I do a few tabs of blotter acid and head for the arcade. Mercy is working tonight; a diva with dirty feet and a bruised knuckle from knocking the shit out of her Dad. I nod towards her, but those circular hawk eyes are scanning the room like a survellience camera. This time of year, old homeless guys come in looking for warmth and free water, using their last pennies to start a game they’ll never finish as they get the feeling back in their throats and fingers. Mercy shows none; she stands behind the old fools waiting for them to take a turn of a game they can’t understand, before throwing them out by their greasy collars.
A seventeen year old boy in a huge uniform, with a rock in his throat, waves at me and offers me a gappy smile.
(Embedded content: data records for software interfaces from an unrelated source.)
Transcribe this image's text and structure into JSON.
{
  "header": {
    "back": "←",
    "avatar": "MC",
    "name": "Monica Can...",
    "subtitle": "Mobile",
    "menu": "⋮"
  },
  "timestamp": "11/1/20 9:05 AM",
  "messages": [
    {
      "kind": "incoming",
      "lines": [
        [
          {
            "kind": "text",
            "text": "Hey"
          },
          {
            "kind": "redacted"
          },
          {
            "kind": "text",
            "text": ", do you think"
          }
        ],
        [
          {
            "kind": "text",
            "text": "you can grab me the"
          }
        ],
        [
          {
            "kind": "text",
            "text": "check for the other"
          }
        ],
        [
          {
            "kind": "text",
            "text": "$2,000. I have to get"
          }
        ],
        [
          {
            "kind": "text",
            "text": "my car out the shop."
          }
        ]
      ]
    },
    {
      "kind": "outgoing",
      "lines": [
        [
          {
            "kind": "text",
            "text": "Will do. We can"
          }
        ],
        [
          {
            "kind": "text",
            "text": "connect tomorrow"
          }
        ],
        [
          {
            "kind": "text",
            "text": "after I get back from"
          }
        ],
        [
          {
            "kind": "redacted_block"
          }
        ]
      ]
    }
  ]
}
Slip works the ice cream parlour, which is why I never order any. Slip’s face is pebbledashed with acne, a series of hideous eruptions that produce small yellow snakes whenever he does something like talk, or breathe or exhale into his cheeks. Mercy has thumped him twice; once when he tried it on with her and once when he tried to jerk off into the salted caramel.
Somewhere around the fifth go on House Of The Dead the wave crashes over my brain and I’m failing badly. I take a few more tabs, knowing there is no going back now, and my only chance is to fry my brain so badly it tries to reset itself. Monsters are reaching out from the cabinet to wrestle the light gun from my hand. I can feel the coins in my pocket chewing each other like little Pac-Men. I step away from the encroaching zombies and start firing the light gun wildly at a ten year old boy trying to play Virtua Cop on the machine next to mine. He has red eyes and sounds like James Earl Jones, and I know he is controlling the monsters and so must be destroyed.
When I regain consciousness, I’m sitting on the floor against the shutter of the arcade. It’s closed, but the lights still blink and fizz above me. My head has melted to my knee, bone on bone, and I scream as I wrench it free. Standing up, on one leg and with the sea wind blasting through the hole in my head, I stumble down the empty promenade. On nights like this I’ll break into a car and sleep on the backseat, because the wallpaper in my bedroom moves and makes me seasick.